Your answer must be every line of the data that holds the string "description".

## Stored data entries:
•••

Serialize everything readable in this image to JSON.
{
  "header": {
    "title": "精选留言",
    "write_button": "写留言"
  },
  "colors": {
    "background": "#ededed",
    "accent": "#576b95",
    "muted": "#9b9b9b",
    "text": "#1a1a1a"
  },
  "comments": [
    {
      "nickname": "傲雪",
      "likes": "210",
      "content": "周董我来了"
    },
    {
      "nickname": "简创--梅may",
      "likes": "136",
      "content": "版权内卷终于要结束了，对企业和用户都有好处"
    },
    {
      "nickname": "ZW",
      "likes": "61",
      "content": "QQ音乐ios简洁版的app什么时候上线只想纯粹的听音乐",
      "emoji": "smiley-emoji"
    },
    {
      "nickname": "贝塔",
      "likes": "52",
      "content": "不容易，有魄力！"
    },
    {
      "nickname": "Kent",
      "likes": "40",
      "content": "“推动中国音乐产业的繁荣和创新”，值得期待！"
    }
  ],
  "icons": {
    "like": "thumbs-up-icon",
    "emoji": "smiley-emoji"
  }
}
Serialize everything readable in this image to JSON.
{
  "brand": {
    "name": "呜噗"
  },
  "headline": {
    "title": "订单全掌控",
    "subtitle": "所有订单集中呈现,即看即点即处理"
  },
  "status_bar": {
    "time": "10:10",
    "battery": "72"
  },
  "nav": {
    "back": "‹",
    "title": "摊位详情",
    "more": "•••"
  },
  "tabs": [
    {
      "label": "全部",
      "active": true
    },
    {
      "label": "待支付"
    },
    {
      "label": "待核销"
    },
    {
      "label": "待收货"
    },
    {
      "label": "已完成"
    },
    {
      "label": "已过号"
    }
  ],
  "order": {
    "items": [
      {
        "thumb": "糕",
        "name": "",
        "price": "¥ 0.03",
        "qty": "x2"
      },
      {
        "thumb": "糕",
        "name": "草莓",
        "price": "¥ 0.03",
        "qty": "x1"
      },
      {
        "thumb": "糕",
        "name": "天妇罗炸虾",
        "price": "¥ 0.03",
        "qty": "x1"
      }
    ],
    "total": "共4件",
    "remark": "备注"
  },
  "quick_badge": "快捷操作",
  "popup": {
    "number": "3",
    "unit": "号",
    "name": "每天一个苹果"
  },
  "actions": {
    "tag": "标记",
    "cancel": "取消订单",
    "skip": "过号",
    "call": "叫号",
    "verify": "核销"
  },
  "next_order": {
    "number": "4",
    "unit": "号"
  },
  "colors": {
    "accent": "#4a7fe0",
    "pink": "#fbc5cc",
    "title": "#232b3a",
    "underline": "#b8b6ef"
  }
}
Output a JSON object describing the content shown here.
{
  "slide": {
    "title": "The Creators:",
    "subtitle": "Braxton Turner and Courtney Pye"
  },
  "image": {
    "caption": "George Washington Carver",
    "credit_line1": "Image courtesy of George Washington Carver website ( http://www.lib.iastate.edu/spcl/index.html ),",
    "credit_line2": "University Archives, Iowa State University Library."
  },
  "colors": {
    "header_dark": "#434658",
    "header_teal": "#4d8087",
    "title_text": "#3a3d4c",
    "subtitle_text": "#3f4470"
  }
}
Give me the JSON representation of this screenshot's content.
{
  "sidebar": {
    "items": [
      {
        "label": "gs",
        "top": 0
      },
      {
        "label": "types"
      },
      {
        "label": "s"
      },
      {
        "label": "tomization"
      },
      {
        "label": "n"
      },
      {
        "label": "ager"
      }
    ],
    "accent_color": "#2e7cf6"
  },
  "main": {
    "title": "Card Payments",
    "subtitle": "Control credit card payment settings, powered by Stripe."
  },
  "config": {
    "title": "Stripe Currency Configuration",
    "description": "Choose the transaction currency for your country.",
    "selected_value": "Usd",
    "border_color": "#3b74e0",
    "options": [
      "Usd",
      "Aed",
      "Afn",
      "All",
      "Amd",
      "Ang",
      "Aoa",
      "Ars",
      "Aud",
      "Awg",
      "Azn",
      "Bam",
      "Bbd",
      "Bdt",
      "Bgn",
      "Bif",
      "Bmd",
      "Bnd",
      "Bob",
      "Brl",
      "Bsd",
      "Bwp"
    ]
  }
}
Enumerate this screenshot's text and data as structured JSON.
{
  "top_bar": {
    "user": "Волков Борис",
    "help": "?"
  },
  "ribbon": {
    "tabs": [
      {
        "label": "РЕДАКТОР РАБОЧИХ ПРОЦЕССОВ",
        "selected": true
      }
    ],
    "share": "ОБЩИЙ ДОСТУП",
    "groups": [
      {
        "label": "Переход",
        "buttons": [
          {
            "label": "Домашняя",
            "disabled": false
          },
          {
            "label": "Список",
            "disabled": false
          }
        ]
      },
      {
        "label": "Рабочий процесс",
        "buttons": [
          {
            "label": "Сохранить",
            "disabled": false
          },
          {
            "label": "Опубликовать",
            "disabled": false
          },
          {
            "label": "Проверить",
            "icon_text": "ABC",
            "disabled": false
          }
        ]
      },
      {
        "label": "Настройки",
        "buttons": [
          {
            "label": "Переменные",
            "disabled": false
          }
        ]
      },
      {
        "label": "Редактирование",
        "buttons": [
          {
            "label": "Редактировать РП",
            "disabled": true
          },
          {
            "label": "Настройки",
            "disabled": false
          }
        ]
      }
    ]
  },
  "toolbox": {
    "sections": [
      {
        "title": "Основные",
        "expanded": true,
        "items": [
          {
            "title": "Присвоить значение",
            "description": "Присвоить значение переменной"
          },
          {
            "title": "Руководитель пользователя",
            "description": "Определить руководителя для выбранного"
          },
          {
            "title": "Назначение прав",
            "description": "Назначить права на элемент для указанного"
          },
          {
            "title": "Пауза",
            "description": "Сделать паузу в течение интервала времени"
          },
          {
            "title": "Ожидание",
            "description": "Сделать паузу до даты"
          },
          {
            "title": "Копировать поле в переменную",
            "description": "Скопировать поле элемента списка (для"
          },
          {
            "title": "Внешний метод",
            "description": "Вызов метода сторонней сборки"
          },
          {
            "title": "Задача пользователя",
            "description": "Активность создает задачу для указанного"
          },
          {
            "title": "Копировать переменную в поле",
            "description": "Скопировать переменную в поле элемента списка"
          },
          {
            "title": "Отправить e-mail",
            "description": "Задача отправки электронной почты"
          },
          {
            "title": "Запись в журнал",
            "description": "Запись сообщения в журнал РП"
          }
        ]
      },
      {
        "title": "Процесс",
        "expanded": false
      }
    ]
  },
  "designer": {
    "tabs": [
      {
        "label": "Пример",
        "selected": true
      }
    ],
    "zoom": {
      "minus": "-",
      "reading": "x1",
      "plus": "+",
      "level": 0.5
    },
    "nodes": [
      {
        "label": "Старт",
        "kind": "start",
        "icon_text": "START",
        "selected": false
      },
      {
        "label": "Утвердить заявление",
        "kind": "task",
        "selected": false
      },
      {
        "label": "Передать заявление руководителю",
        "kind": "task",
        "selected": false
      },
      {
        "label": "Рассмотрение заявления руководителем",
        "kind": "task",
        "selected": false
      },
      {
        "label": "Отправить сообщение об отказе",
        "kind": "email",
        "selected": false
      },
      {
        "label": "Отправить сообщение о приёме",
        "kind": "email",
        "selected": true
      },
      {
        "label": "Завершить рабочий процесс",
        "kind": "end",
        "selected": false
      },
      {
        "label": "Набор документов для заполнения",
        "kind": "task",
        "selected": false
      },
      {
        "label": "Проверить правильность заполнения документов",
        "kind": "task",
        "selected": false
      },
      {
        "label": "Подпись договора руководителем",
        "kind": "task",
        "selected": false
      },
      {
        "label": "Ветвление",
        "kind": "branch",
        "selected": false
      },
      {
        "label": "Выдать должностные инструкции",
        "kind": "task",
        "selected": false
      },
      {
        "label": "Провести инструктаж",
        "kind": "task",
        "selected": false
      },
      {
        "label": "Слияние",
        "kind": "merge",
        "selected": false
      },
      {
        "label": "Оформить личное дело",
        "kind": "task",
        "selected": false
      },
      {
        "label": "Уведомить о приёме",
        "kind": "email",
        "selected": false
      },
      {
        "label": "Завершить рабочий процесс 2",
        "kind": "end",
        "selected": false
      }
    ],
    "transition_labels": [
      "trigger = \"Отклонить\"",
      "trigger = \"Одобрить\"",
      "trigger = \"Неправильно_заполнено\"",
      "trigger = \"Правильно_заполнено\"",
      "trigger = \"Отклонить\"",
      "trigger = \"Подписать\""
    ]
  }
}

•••

## Written solution:
    "description": "Choose the transaction currency for your country.",
            "description": "Присвоить значение переменной"
            "description": "Определить руководителя для выбранного"
            "description": "Назначить права на элемент для указанного"
            "description": "Сделать паузу в течение интервала времени"
            "description": "Сделать паузу до даты"
            "description": "Скопировать поле элемента списка (для"
            "description": "Вызов метода сторонней сборки"
            "description": "Активность создает задачу для указанного"
            "description": "Скопировать переменную в поле элемента списка"
            "description": "Задача отправки электронной почты"
            "description": "Запись сообщения в журнал РП"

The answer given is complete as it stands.